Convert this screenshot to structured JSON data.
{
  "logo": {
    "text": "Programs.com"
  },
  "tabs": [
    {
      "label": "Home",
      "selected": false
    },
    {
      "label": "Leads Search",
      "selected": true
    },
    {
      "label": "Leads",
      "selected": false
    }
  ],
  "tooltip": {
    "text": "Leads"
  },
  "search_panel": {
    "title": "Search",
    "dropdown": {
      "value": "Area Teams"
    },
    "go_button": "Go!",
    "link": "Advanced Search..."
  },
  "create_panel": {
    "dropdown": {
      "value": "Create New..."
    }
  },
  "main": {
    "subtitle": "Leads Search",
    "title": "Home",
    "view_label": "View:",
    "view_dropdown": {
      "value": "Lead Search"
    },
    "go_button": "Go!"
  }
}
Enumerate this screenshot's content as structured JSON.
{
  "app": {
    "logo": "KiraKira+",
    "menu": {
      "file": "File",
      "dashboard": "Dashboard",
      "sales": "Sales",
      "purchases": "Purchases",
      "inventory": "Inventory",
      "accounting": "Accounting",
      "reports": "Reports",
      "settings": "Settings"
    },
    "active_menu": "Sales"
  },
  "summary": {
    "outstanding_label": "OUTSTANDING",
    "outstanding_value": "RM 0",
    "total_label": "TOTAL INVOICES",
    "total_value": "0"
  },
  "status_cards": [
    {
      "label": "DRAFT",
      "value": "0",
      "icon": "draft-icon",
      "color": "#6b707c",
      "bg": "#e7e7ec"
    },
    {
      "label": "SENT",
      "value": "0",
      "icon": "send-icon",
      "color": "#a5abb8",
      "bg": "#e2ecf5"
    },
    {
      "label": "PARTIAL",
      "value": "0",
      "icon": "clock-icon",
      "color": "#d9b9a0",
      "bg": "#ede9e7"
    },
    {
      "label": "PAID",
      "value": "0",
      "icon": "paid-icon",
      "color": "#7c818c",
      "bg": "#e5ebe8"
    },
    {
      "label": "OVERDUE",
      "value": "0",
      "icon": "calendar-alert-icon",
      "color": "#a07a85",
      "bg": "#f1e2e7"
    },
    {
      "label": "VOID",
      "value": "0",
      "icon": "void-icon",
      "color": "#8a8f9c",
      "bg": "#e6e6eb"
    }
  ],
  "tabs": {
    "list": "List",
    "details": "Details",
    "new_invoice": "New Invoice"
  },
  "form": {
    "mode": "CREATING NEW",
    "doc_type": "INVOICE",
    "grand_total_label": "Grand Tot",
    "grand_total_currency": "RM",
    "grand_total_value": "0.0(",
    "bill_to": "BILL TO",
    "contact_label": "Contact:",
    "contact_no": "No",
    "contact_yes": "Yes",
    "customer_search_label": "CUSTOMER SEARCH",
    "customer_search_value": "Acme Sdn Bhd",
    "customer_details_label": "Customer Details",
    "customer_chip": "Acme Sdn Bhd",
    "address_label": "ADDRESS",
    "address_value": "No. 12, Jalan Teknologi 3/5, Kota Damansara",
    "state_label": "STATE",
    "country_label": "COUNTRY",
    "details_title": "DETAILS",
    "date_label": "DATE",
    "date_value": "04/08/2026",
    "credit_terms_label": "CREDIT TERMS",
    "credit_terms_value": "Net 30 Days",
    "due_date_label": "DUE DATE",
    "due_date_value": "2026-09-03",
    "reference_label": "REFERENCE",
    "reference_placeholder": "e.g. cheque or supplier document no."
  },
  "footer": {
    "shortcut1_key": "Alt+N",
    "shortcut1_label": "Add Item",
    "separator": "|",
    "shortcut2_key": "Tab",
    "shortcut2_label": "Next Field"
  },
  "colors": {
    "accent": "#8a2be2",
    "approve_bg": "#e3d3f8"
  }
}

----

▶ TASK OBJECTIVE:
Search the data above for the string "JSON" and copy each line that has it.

▶ SOLUTION TO THIS TASK:
Convert this screenshot to structured JSON data.
Enumerate this screenshot's content as structured JSON.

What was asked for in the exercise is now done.